Work order -
Which lines of the records below contain the word "condones"? Copy each of them out.
-- Task input follows --
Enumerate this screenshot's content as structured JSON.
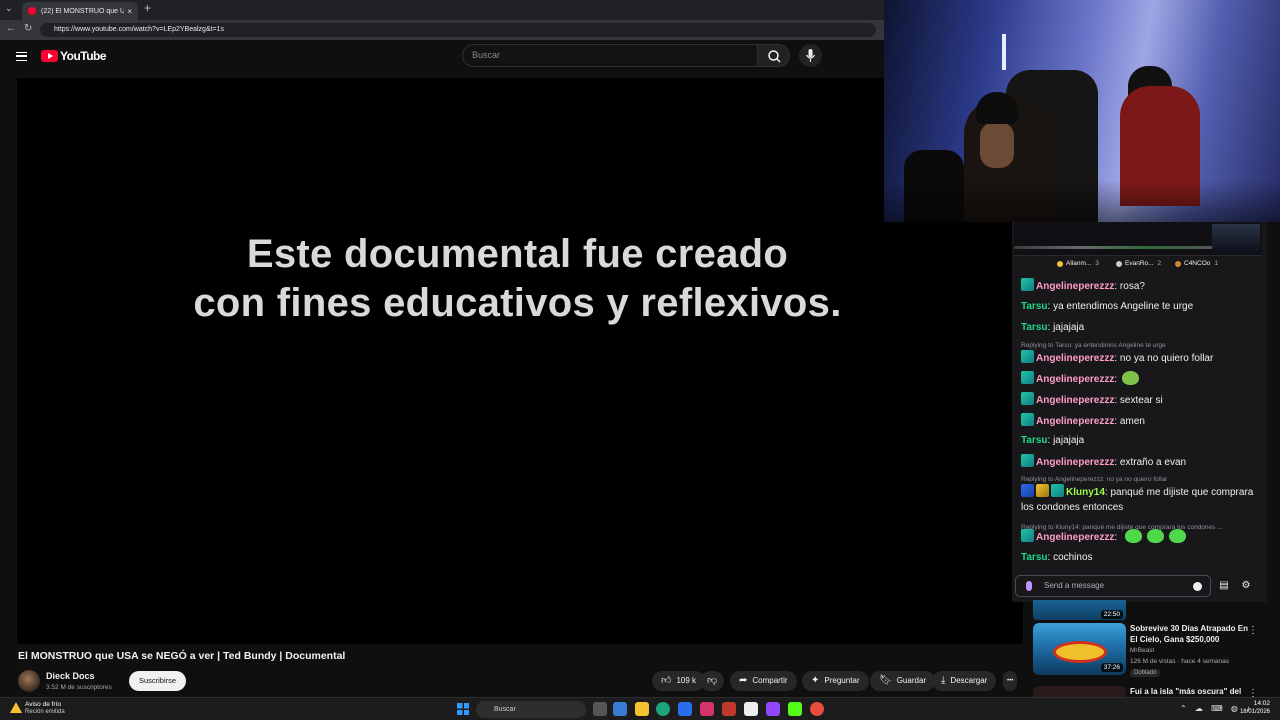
{
  "browser": {
    "tab_title": "(22) El MONSTRUO que USA se N...",
    "tab_close": "×",
    "new_tab": "+",
    "url": "https://www.youtube.com/watch?v=LEp2YBealzg&t=1s"
  },
  "youtube": {
    "logo_text": "YouTube",
    "search_placeholder": "Buscar"
  },
  "video": {
    "overlay_line1": "Este documental fue creado",
    "overlay_line2": "con fines educativos y reflexivos.",
    "title": "El MONSTRUO que USA se NEGÓ a ver | Ted Bundy | Documental",
    "channel_name": "Dieck Docs",
    "subscribers": "3.52 M de suscriptores",
    "subscribe_label": "Suscribirse",
    "likes": "109 k",
    "share_label": "Compartir",
    "ask_label": "Preguntar",
    "save_label": "Guardar",
    "download_label": "Descargar",
    "more_label": "•••"
  },
  "chat": {
    "leaderboard": [
      {
        "name": "Allanm...",
        "count": "3",
        "color": "#f4c430"
      },
      {
        "name": "EvanRo...",
        "count": "2",
        "color": "#c8c8d0"
      },
      {
        "name": "C4NCOo",
        "count": "1",
        "color": "#d9843a"
      }
    ],
    "messages": [
      {
        "user": "Angelineperezzz",
        "text": "rosa?"
      },
      {
        "user": "Tarsu",
        "text": "ya entendimos Angeline te urge"
      },
      {
        "user": "Tarsu",
        "text": "jajajaja"
      },
      {
        "reply": "Replying to Tarsu: ya entendimos Angeline te urge"
      },
      {
        "user": "Angelineperezzz",
        "text": "no ya no quiero follar"
      },
      {
        "user": "Angelineperezzz",
        "text": ""
      },
      {
        "user": "Angelineperezzz",
        "text": "sextear si"
      },
      {
        "user": "Angelineperezzz",
        "text": "amen"
      },
      {
        "user": "Tarsu",
        "text": "jajajaja"
      },
      {
        "user": "Angelineperezzz",
        "text": "extraño a evan"
      },
      {
        "reply": "Replying to Angelineperezzz: no ya no quiero follar"
      },
      {
        "user": "Kluny14",
        "text": "panqué me dijiste que comprara los condones entonces"
      },
      {
        "reply": "Replying to Kluny14: panqué me dijiste que comprara los condones ..."
      },
      {
        "user": "Angelineperezzz",
        "text": ""
      },
      {
        "user": "Tarsu",
        "text": "cochinos"
      }
    ],
    "input_placeholder": "Send a message"
  },
  "recommendations": [
    {
      "duration": "22:50"
    },
    {
      "title": "Sobrevive 30 Días Atrapado En El Cielo, Gana $250,000",
      "channel": "MrBeast",
      "meta": "126 M de vistas · hace 4 semanas",
      "badge": "Doblado",
      "duration": "37:26"
    },
    {
      "title": "Fui a la isla \"más oscura\" del"
    }
  ],
  "taskbar": {
    "weather_line1": "Aviso de frío",
    "weather_line2": "Reción emitida",
    "search": "Buscar",
    "time": "14:02",
    "date": "18/01/2026"
  }
}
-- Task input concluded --
Answer section -
        "text": "panqué me dijiste que comprara los condones entonces"
        "reply": "Replying to Kluny14: panqué me dijiste que comprara los condones ..."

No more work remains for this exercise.